- [Task requirements] In the entries that follow, which lines hold the string "title"? List them.
● ● ● ● ●
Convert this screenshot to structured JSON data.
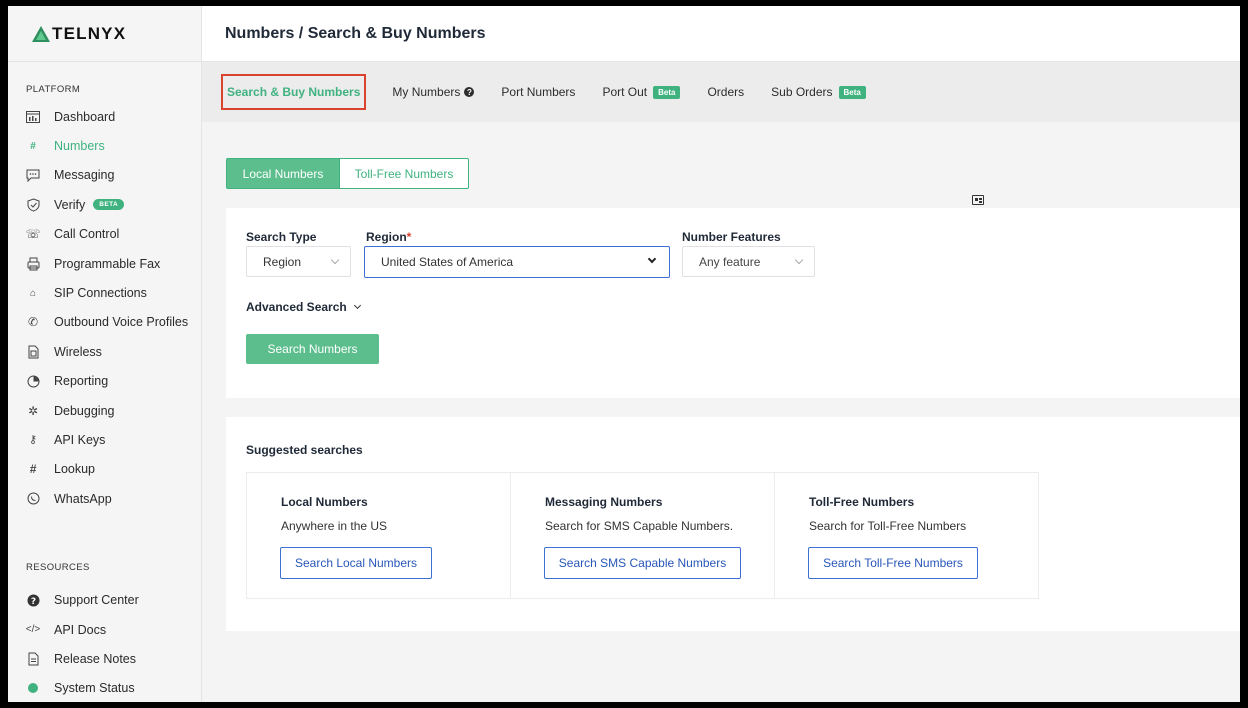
{
  "brand": {
    "name": "TELNYX",
    "accent": "#3fb27f"
  },
  "sidebar": {
    "platform_label": "PLATFORM",
    "platform_items": [
      {
        "label": "Dashboard",
        "icon": "dashboard-icon"
      },
      {
        "label": "Numbers",
        "icon": "numbers-icon",
        "active": true
      },
      {
        "label": "Messaging",
        "icon": "messaging-icon"
      },
      {
        "label": "Verify",
        "icon": "verify-shield-icon",
        "badge": "BETA"
      },
      {
        "label": "Call Control",
        "icon": "call-control-icon"
      },
      {
        "label": "Programmable Fax",
        "icon": "fax-icon"
      },
      {
        "label": "SIP Connections",
        "icon": "sip-icon"
      },
      {
        "label": "Outbound Voice Profiles",
        "icon": "outbound-voice-icon"
      },
      {
        "label": "Wireless",
        "icon": "sim-icon"
      },
      {
        "label": "Reporting",
        "icon": "pie-chart-icon"
      },
      {
        "label": "Debugging",
        "icon": "bug-icon"
      },
      {
        "label": "API Keys",
        "icon": "key-icon"
      },
      {
        "label": "Lookup",
        "icon": "hash-icon"
      },
      {
        "label": "WhatsApp",
        "icon": "whatsapp-icon"
      }
    ],
    "resources_label": "RESOURCES",
    "resource_items": [
      {
        "label": "Support Center",
        "icon": "help-icon"
      },
      {
        "label": "API Docs",
        "icon": "code-icon"
      },
      {
        "label": "Release Notes",
        "icon": "document-icon"
      },
      {
        "label": "System Status",
        "icon": "status-dot-icon"
      }
    ]
  },
  "header": {
    "title": "Numbers / Search & Buy Numbers"
  },
  "tabs": [
    {
      "label": "Search & Buy Numbers",
      "selected": true
    },
    {
      "label": "My Numbers"
    },
    {
      "label": "Port Numbers"
    },
    {
      "label": "Port Out",
      "tag": "Beta"
    },
    {
      "label": "Orders"
    },
    {
      "label": "Sub Orders",
      "tag": "Beta"
    }
  ],
  "segmented": {
    "local": "Local Numbers",
    "tollfree": "Toll-Free Numbers"
  },
  "search": {
    "search_type_label": "Search Type",
    "search_type_value": "Region",
    "region_label": "Region",
    "region_required_mark": "*",
    "region_value": "United States of America",
    "features_label": "Number Features",
    "features_value": "Any feature",
    "advanced_label": "Advanced Search",
    "submit_label": "Search Numbers"
  },
  "suggested": {
    "title": "Suggested searches",
    "items": [
      {
        "heading": "Local Numbers",
        "sub": "Anywhere in the US",
        "button": "Search Local Numbers"
      },
      {
        "heading": "Messaging Numbers",
        "sub": "Search for SMS Capable Numbers.",
        "button": "Search SMS Capable Numbers"
      },
      {
        "heading": "Toll-Free Numbers",
        "sub": "Search for Toll-Free Numbers",
        "button": "Search Toll-Free Numbers"
      }
    ]
  }
}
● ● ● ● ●
- [Response to the exercise]
    "title": "Numbers / Search & Buy Numbers"
    "title": "Suggested searches",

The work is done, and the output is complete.